There’s no secret Australia’s fresh produce is regarded – rightfully so – as some of the best in the world. After attending the 2017 Asia Fruit Logistica in Hong Kong earlier this year, it is abundantly clear that produce from all corners of our island home is in high-demand across the globe. Unsurprisingly, it is our northern neighbours who have truly grown to love and champion our high-quality horticultural offerings.
With freshness and quality being a vital marketing component for Australia’s fruit and vegetables, the ‘picking-to-plate’ timing of our exports has become a priority for exporters. Despite significant regulatory barriers in our export markets, Australian growers have enthusiastically met this booming regional demand, reflected recently by a clear growth in out-bound horticultural trade.
Given the complexities and differences in export market entry requirements, how can Australian exporters ensure that produce is presented at the highest quality in market? How can they strive towards optimising speed-to-market and avoid undue delays or barriers imposed by foreign governments?
Enter the Australian Trusted Trader programme – launched in mid-2015. The programme is an Authorised Economic Operator (AEO) programme that rewards compliant traders by reducing regulatory red tape and providing benefits relating to prioritised trade and border services. AEO programmes are voluntary trade facilitation initiatives utilised by almost all developed trading nations, including China, Japan, Korea, Singapore, the US and the EU.
While there are a range of trade benefits under the programme, a key benefit for exporting businesses are Mutual Recognition Arrangements (MRA) with our major trading partners. An MRA is essentially an inter-government agreement with another AEO country that allows Australian Trusted Traders to access the benefits afforded by that country’s systems.
These arrangements provide Australian businesses with faster, better and more assured access to international markets through ‘equivalent’ trusted status under the government of the countries with MRAs. Australia currently has MRAs with New Zealand, South Korea, Canada, Hong Kong, and recently China.

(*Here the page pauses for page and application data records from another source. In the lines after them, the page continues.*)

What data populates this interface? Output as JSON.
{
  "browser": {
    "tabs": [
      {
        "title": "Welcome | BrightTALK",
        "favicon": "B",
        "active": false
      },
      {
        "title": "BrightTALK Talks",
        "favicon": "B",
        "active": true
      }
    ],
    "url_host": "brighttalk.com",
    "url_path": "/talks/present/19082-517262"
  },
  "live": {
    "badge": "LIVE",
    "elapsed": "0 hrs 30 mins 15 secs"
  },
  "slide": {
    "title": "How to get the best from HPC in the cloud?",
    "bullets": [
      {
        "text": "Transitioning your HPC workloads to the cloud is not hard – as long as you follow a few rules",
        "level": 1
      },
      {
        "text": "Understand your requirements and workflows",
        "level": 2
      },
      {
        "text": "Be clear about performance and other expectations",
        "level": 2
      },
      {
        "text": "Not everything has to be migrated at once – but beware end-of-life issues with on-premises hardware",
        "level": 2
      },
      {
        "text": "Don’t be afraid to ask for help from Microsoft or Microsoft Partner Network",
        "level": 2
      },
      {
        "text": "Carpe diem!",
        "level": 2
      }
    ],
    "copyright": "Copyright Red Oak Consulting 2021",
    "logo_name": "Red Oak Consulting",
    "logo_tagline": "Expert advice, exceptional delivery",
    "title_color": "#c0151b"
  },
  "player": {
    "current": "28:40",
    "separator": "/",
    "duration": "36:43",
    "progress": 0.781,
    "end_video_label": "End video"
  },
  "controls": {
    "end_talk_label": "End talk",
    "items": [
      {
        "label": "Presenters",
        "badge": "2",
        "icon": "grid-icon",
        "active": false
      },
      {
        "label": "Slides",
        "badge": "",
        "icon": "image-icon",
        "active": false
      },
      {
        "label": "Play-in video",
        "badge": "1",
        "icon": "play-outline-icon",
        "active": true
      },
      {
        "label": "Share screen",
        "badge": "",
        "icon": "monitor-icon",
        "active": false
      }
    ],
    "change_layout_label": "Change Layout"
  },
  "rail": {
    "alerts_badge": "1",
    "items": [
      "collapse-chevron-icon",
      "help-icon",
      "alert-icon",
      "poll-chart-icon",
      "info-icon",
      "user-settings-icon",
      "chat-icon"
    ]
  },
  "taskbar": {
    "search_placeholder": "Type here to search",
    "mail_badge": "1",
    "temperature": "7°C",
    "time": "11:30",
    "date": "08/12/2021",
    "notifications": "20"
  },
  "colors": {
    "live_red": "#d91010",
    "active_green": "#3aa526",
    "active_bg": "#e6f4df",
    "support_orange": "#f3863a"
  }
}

However, with our other major trading partners having established AEO programmes, we can expect MRAs to be concluded with those governments in the near future.
In practice, this means that Australian Trusted Traders trading into China should have access to China’s AEO benefits, including lower examination rates at the border, priority handling of customs clearance formalities and ‘out-of-hours’ clearance services, and priority in trade formalities such as document modification, reporting and verification.
Additionally, China’s recently implemented Autonomous Clearance Mode (ACM), which aims to reduce in-country trade processes and streamline cross-border trade, will be available to Australian Trusted Traders. In effect, this will create a significantly enhanced ‘green lane’ for Australian Trusted Traders and exempt them from standard procedures whereby officers would examine documentation and undertake a detailed process to ensure information on the declaration is accurate.
On this basis, an Australian Trusted Trader should receive faster, better and more consistent market entry services than a non-accredited trader. In an industry where freshness and speed-to-market is paramount, the benefits of this prioritised treatment should be clear.
The implementation of the Australian Trusted Trader programme and the conclusion of our MRAs is a fantastic move towards unlocking the full potential of Australia’s horticultural exports. By allowing our growers to present their produce to the international dining table as quickly and freshly as possible we can truly showcase the beauty of our land’s products.